Vicki Thorn, founder of the post-abortion outreach Project Rachel, has an extremely informative talk entitled, “Abortion: A Hidden Loss.” And she certainly proves her point that every abortion is a loss not only to the mother and the father of the aborted child and their extended family, but also to society.
Vicki, who also founded the National Office of Post-Abortion Reconciliation and Healing, spoke Tuesday at Chicago’s Resurrection Hospital to an audience of caregivers, chaplains, mental health professionals, and pro-lifers looking to learn more about the hidden effects of abortion. The event was co-sponsored by the Archdiocese of Chicago Respect Life Office.
Vicki explained why women have abortions, and addressed the desperate need for post-abortive women—and men—to be helped through the grieving process.
Microchimerism and the Siblings of Aborted Children
But most especially she stressed the little known biology and science of abortion. She answers the question of why both mother and father of an aborted child are haunted by the absence of that child, how even other children born after an abortion are affected by the loss of one of their siblings.
This is because, even though they may know nothing of the abortion, the presence of the aborted child’s cells left in the mother’s body are also transmitted to her other children (a process called microchimerism). These surviving children may become acutely aware that one of their siblings is missing. This can affect them for their whole life.

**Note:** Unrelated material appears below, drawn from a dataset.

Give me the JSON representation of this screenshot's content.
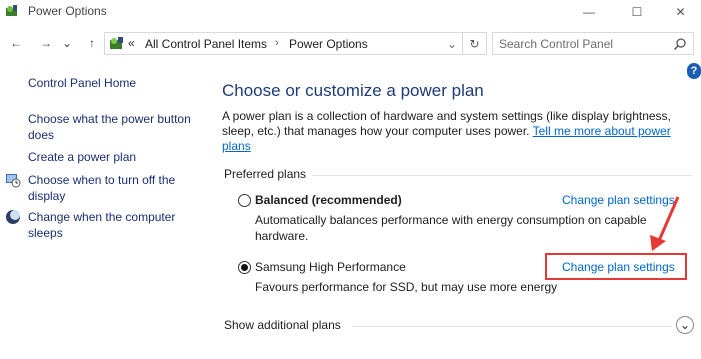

The pregnant mother herself who aborts her child continues to carry the aborted child’s cells in her own body, and sooner or later begins to grieve at the loss of this child.
Even the father, preparing for his role as a caregiver to the child, suffers from the loss, sometimes suffering a grief even more severe than the mother’s.
Vicki’s presentation provided the audience with four gripping and engrossing hours, without a minute of boredom.
She writes a column for Headline Bistro. If you haven’t had the chance to hear her speak in person, reading her column is the next best thing.